A2: Referral into the IDES triggers multiple overlapping and cascading actions. A Physical Evaluation Board Liaison Officer (PEBLO) from your local Military Treatment Facility (MTF) will contact you and your Soldier as well as a representative from the Warrior Transition Battalion - Europe (WTB-E). They will schedule the required medical briefings, exams and administrative appointments, and will act as guides for you, your Soldier, the Soldier's Family, and your unit.

Q3: When will my Soldier depart my unit?
A3: Most will PCS within about five months from the approval date on the profile. Some, like junior Soldiers living in the barracks, may PCS much faster.

Q4: What if my Soldier wants to stay in Europe after separation?
A4: Soldiers may request an Overseas Separation once they've been notified that they will enter the IDES. To do so, they must also submit an IDES Exception to Policy (ETP) request. If both the Overseas Separation and ETP requests are approved, they will be reassigned the WTB-E. Consult the WTB-E for assistance.

Q5: Will my Soldiers have to physically move to a new residence if reassigned to the WTB-E?
A5: It depends on the circumstances.

Q6: Who is the approval authority for an ETP?
A7. The Commander, WTB-E.

Q7: What if my Soldiers are under investigation or the subject of legal action?
A7: The same rules that apply to any other PCS apply here. Flags for adverse action will prevent them from PCSing and beginning a medical board. They must remain in your unit until the action is completed. If at that point they are still eligible for disability evaluation, the process will begin.

Q8: What if Soldiers go through the whole process and the Army finds them fit for duty?
A8: A small number (expected to be less than 10%) of those that enter the IDES will be found fit and returned to duty. If there are no positions available at the CONUS installation to which they PCS for IDES processing, they will have to PCS to another duty station.

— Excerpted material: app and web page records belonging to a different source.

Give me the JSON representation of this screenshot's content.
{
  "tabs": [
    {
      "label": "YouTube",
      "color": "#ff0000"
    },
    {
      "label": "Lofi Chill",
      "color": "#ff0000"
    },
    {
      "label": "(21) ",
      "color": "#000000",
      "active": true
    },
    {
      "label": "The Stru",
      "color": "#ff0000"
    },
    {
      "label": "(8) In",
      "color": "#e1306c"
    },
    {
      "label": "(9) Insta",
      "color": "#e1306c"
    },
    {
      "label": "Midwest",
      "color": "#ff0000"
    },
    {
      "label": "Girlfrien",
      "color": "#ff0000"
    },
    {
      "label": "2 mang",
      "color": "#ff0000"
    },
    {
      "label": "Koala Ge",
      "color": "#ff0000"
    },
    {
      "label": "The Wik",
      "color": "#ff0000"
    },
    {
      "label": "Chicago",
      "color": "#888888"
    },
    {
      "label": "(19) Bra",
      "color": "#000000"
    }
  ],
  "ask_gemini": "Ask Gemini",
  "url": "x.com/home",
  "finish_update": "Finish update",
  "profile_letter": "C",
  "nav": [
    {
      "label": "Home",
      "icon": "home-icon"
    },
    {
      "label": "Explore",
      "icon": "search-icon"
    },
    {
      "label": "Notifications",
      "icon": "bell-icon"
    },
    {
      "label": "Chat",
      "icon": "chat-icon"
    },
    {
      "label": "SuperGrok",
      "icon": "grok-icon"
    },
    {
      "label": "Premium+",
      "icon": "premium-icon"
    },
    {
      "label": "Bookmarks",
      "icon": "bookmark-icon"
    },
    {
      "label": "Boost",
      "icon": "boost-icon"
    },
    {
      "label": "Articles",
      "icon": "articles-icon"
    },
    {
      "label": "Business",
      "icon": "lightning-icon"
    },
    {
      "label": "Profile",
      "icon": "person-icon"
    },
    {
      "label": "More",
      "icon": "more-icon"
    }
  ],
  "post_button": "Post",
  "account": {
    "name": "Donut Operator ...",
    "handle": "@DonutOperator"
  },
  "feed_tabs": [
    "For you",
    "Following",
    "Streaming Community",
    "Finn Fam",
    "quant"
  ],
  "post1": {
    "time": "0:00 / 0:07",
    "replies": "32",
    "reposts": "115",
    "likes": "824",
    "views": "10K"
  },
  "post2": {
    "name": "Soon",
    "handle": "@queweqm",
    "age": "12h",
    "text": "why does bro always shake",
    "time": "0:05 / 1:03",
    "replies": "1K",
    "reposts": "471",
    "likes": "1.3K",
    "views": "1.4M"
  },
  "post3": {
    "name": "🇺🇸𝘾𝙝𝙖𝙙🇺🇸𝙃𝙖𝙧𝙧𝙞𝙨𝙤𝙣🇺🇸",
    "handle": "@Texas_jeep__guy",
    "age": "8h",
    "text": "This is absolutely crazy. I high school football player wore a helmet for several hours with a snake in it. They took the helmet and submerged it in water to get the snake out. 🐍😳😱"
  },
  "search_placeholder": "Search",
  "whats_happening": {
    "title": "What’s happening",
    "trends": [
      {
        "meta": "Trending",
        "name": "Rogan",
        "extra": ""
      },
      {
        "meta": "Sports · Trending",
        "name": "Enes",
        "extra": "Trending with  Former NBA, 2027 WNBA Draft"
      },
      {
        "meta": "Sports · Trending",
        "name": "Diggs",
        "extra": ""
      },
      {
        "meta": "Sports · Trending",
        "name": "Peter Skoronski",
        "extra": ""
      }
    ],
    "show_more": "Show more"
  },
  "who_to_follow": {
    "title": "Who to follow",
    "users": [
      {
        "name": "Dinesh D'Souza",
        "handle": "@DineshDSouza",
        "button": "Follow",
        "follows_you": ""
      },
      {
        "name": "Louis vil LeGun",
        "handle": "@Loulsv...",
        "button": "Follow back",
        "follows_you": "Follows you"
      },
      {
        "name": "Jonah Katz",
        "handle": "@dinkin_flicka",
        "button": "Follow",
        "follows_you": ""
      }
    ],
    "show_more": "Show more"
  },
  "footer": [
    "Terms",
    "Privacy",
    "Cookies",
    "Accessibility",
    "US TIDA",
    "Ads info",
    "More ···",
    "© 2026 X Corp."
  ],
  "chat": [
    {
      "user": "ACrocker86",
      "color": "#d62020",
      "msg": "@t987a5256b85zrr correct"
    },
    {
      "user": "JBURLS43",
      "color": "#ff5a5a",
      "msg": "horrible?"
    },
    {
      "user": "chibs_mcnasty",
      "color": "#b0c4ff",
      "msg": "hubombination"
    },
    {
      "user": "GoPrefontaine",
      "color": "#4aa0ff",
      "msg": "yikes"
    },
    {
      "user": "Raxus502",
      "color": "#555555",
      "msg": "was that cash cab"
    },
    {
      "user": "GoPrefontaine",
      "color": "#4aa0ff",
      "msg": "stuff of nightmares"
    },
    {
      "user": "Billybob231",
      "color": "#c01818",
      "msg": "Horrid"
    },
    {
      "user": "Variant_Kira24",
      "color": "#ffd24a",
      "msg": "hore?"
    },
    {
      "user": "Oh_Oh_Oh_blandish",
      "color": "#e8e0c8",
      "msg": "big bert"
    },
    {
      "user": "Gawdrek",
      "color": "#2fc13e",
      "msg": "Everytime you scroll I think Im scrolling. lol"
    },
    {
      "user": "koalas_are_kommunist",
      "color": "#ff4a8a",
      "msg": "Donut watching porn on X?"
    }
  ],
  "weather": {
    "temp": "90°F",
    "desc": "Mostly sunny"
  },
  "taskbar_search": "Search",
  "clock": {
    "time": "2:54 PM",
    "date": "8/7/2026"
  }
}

Q9: If an MEB began before 1 Oct 11, may the Soldier enter the IDES?
A9: No. 1 Oct 11 was a mandated and non-negotiable date. If the profile was approved prior to 1 Oct 11, the Soldier will remain in your unit until the Army makes a fitness determination and either separates the Soldier, or returns him/her to duty. Once separated, they will contact the VA and request a VA disability evaluation.

Q10: If a profile was approved after 1 Oct, but my Soldier wants to remain in Europe, may s/he request legacy processing?
A10: No. As of 1 Oct 11, ERMC is no longer authorized to begin MEBs.

Q11: Where are the six IDES processing centers for Soldiers from Europe and Asia?
A11: Fort Bragg, NC; Fort Gordon, GA; Fort Hood, TX; Fort Sam Houston, TX; Fort Bliss, TX; and Joint Base Lewis-McCord, WA.

Q12: What can my Soldiers do to prepare if they think they may end up in the IDES?
A12: There are some very important actions they can take ahead of time to make the process easier when/if the time comes:

  • Decide where they would prefer to live if separated from service. Although not guaranteed, their preferences are considered when the Army determines their CONUS destination.
  • If a Soldier has a non-U.S. spouse/other non-U.S. Family Members who does/do not possess the requisite U.S. immigration documentation, the Soldier should start gathering as much U.S. immigration related information and documentation as possible in preparation for a potential PCS to CONUS. Leaders can educate Soldiers about this, but cannot mandate action, either directly, or implicitly. Consult your CJA or Finance Office for more information.

Q13: Do Soldiers have to pay out of pocket for IDES-related moves and activities?
A13: No, IDES PCS and TDY related expenses are centrally funded.